Every record that follows needs to be written out again, exactly.

[Interface dataset entries]:
--- --- ---

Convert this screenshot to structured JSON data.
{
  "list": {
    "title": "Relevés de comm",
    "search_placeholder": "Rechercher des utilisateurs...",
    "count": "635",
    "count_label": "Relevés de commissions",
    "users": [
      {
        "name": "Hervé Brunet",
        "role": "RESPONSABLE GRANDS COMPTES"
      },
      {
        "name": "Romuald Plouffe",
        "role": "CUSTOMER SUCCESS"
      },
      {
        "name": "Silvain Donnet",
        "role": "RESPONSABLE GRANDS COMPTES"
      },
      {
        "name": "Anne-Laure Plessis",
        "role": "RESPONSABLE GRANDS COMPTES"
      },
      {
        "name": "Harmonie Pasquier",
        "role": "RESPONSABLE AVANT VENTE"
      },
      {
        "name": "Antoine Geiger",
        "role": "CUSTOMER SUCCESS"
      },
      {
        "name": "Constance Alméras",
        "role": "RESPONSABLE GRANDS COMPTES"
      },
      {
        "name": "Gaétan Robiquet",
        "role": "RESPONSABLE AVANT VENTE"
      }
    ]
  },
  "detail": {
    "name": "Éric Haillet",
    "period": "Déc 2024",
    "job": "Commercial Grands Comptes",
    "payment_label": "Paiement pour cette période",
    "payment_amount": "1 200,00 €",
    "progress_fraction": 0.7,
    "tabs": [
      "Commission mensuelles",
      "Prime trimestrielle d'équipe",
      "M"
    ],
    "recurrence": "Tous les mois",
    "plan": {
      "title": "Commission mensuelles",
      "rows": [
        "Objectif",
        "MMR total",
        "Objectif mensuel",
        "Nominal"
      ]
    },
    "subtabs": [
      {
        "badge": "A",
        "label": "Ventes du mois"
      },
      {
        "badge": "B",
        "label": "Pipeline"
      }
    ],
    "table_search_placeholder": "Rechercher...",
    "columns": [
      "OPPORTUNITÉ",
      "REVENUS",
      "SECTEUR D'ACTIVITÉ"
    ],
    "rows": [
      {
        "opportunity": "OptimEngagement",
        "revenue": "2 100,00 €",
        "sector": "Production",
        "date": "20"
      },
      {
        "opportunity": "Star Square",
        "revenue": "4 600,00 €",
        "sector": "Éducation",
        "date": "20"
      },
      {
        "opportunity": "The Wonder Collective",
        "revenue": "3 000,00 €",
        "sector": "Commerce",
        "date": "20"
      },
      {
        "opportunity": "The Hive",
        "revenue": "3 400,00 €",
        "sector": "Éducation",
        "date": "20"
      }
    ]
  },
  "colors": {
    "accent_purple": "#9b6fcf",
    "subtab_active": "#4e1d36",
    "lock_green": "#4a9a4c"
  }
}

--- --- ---

[Response box]:
Convert this screenshot to structured JSON data.
{
  "list": {
    "title": "Relevés de comm",
    "search_placeholder": "Rechercher des utilisateurs...",
    "count": "635",
    "count_label": "Relevés de commissions",
    "users": [
      {
        "name": "Hervé Brunet",
        "role": "RESPONSABLE GRANDS COMPTES"
      },
      {
        "name": "Romuald Plouffe",
        "role": "CUSTOMER SUCCESS"
      },
      {
        "name": "Silvain Donnet",
        "role": "RESPONSABLE GRANDS COMPTES"
      },
      {
        "name": "Anne-Laure Plessis",
        "role": "RESPONSABLE GRANDS COMPTES"
      },
      {
        "name": "Harmonie Pasquier",
        "role": "RESPONSABLE AVANT VENTE"
      },
      {
        "name": "Antoine Geiger",
        "role": "CUSTOMER SUCCESS"
      },
      {
        "name": "Constance Alméras",
        "role": "RESPONSABLE GRANDS COMPTES"
      },
      {
        "name": "Gaétan Robiquet",
        "role": "RESPONSABLE AVANT VENTE"
      }
    ]
  },
  "detail": {
    "name": "Éric Haillet",
    "period": "Déc 2024",
    "job": "Commercial Grands Comptes",
    "payment_label": "Paiement pour cette période",
    "payment_amount": "1 200,00 €",
    "progress_fraction": 0.7,
    "tabs": [
      "Commission mensuelles",
      "Prime trimestrielle d'équipe",
      "M"
    ],
    "recurrence": "Tous les mois",
    "plan": {
      "title": "Commission mensuelles",
      "rows": [
        "Objectif",
        "MMR total",
        "Objectif mensuel",
        "Nominal"
      ]
    },
    "subtabs": [
      {
        "badge": "A",
        "label": "Ventes du mois"
      },
      {
        "badge": "B",
        "label": "Pipeline"
      }
    ],
    "table_search_placeholder": "Rechercher...",
    "columns": [
      "OPPORTUNITÉ",
      "REVENUS",
      "SECTEUR D'ACTIVITÉ"
    ],
    "rows": [
      {
        "opportunity": "OptimEngagement",
        "revenue": "2 100,00 €",
        "sector": "Production",
        "date": "20"
      },
      {
        "opportunity": "Star Square",
        "revenue": "4 600,00 €",
        "sector": "Éducation",
        "date": "20"
      },
      {
        "opportunity": "The Wonder Collective",
        "revenue": "3 000,00 €",
        "sector": "Commerce",
        "date": "20"
      },
      {
        "opportunity": "The Hive",
        "revenue": "3 400,00 €",
        "sector": "Éducation",
        "date": "20"
      }
    ]
  },
  "colors": {
    "accent_purple": "#9b6fcf",
    "subtab_active": "#4e1d36",
    "lock_green": "#4a9a4c"
  }
}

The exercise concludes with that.